Exercise -> Could you copy every line of the data that contains the word "field"?

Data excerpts
"""

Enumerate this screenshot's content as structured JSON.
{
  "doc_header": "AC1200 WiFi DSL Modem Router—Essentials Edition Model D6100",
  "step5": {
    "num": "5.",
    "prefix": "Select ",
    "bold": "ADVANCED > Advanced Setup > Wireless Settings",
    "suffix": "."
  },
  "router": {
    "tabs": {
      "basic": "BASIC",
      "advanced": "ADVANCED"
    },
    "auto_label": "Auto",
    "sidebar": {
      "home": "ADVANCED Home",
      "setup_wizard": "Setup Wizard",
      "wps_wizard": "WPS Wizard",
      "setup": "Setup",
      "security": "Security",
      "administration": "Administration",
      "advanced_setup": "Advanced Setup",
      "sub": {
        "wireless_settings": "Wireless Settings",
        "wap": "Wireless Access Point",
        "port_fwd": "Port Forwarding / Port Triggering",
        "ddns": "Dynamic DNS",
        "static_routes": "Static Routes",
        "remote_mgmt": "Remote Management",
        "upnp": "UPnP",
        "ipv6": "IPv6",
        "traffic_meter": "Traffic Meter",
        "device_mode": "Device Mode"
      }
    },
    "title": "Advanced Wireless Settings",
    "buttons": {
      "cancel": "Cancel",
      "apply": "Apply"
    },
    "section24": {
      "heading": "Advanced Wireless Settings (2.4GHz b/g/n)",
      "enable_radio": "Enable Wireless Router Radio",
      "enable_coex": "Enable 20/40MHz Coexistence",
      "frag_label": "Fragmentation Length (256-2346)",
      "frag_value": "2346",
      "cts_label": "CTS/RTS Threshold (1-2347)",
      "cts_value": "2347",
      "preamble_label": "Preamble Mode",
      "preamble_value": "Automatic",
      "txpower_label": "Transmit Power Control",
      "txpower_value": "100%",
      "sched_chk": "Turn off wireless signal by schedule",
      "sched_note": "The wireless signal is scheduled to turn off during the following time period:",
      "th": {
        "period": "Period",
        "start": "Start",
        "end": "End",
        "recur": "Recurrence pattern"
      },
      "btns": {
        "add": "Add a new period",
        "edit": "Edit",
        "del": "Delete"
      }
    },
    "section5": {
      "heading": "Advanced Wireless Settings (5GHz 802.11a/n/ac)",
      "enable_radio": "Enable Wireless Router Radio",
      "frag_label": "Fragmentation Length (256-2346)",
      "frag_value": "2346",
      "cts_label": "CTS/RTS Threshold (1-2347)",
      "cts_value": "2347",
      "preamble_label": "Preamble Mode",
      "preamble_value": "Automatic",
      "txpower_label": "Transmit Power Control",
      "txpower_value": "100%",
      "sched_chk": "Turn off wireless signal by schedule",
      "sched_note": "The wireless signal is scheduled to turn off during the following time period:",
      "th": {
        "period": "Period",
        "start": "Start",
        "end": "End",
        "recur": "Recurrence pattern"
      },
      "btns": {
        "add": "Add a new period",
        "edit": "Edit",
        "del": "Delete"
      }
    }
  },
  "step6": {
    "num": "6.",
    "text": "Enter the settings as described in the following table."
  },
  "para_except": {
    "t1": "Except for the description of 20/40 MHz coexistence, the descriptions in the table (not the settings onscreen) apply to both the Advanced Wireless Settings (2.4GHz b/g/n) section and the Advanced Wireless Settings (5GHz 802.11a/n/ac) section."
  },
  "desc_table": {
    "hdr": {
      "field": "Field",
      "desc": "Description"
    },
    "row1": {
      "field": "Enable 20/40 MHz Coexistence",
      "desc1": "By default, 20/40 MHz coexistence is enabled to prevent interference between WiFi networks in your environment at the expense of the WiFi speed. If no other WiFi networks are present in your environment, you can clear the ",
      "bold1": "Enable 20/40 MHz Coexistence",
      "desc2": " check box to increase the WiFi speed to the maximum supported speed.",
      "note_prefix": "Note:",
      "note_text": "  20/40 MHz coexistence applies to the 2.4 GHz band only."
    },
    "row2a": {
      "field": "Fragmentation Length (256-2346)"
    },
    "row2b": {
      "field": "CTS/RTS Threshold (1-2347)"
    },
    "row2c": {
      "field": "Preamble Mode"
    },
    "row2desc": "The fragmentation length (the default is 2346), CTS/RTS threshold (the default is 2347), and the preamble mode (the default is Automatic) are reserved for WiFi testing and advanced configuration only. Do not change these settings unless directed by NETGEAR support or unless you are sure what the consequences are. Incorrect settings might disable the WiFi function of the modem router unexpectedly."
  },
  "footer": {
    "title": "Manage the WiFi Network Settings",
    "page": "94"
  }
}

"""

Solution ->
      "field": "Field",
      "field": "Enable 20/40 MHz Coexistence",
      "field": "Fragmentation Length (256-2346)"
      "field": "CTS/RTS Threshold (1-2347)"
      "field": "Preamble Mode"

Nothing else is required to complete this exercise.